(What to produce) Please say how many lines in the entries below hold the string "name", with no other words.
[Supplied records — start]
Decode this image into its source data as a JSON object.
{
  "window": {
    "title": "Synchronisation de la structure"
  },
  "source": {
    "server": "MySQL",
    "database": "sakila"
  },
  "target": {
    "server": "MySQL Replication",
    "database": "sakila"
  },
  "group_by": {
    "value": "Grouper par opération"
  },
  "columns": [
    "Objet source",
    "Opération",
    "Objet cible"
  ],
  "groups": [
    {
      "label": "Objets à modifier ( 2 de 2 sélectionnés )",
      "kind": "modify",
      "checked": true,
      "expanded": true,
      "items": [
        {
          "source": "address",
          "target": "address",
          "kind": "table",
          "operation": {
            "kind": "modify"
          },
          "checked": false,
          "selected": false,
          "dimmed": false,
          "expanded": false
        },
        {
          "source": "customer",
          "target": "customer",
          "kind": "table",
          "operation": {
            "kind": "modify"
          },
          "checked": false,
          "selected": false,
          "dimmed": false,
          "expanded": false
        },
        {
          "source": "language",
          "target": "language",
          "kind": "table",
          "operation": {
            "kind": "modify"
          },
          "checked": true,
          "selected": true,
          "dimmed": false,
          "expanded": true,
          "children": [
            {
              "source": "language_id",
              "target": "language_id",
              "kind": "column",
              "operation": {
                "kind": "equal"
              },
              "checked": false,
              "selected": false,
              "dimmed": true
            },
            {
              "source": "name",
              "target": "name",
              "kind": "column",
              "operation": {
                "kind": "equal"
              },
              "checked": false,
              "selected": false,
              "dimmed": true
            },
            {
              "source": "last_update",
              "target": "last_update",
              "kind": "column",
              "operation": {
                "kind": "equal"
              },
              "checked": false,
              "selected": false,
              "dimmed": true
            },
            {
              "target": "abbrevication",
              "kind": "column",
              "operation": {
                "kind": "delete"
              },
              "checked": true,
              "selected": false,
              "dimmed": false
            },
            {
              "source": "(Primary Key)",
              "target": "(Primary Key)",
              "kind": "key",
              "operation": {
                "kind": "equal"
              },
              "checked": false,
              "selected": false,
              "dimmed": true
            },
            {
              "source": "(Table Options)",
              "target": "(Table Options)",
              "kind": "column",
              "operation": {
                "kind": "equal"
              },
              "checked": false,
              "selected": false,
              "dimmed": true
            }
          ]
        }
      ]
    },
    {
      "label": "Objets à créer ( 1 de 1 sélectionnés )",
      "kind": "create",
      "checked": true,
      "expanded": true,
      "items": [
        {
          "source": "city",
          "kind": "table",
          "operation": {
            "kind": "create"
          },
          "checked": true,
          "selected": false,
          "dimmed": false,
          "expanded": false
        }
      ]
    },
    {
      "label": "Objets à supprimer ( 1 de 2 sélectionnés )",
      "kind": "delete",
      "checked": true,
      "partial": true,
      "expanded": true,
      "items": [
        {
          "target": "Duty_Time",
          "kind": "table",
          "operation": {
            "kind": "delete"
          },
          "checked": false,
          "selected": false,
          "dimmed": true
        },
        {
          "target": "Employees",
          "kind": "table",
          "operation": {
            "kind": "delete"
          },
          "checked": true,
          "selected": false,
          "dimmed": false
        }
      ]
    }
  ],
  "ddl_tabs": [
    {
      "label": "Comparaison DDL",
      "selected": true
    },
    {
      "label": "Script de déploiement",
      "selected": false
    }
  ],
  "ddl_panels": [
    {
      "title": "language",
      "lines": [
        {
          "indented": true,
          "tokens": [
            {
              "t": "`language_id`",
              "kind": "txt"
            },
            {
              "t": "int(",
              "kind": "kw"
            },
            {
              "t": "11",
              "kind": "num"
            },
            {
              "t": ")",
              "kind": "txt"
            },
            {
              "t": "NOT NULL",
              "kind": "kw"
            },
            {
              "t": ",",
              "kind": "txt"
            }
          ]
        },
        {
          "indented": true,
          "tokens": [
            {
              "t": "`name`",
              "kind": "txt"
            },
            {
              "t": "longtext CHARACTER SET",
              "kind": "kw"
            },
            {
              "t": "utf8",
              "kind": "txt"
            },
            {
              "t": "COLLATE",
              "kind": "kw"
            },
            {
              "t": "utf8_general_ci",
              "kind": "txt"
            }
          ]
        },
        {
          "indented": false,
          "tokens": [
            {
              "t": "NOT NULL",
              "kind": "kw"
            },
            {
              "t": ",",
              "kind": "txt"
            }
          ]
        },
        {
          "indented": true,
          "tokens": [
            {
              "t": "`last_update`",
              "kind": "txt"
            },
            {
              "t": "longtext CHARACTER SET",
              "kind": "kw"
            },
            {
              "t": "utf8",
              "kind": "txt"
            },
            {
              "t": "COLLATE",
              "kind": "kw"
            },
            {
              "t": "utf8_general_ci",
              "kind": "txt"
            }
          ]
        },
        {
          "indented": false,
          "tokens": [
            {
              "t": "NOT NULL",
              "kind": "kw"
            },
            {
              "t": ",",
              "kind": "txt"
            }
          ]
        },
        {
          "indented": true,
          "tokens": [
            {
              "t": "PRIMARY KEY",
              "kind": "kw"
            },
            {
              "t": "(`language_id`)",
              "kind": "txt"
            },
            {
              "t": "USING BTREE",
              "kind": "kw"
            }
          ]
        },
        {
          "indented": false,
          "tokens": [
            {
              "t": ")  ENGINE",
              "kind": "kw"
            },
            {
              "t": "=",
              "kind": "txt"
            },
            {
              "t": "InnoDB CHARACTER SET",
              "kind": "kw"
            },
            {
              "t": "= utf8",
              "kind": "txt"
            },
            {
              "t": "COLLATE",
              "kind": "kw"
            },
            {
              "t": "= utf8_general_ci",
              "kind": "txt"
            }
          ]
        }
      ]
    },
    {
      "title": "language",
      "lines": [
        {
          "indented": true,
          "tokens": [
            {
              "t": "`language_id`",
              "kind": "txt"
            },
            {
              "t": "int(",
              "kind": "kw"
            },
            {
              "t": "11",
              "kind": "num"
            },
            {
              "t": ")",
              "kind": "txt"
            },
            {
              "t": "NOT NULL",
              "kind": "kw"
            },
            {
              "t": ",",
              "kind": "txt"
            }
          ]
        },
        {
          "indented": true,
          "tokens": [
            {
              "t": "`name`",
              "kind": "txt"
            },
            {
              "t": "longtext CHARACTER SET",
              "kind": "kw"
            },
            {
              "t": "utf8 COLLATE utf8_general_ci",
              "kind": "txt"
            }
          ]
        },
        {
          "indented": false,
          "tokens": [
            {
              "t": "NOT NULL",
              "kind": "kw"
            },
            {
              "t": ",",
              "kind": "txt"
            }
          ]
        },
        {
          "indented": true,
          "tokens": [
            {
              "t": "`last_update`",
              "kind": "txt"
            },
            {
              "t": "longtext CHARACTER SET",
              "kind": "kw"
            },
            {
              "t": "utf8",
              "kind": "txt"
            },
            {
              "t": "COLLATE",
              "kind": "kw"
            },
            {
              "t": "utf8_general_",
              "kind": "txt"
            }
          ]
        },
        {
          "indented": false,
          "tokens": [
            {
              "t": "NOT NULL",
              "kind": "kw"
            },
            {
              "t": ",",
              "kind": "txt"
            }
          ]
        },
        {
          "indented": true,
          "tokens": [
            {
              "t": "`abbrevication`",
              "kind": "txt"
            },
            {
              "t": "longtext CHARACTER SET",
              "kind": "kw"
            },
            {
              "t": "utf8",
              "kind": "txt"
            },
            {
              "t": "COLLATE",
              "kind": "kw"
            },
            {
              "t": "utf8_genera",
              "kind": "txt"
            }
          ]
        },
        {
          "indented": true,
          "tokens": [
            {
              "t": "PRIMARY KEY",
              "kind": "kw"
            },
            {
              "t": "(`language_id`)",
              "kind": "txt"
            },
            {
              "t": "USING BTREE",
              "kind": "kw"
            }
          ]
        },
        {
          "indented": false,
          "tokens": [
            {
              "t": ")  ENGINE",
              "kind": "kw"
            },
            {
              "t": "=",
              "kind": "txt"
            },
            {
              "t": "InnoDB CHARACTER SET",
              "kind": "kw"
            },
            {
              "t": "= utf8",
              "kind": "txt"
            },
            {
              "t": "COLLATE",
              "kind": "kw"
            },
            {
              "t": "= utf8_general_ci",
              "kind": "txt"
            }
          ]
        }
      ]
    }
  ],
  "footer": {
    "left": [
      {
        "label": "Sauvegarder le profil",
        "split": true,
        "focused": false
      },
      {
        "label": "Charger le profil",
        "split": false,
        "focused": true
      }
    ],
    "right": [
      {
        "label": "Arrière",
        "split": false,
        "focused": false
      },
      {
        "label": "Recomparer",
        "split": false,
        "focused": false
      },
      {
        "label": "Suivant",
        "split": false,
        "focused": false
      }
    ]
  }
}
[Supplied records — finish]
(Response to the exercise) 4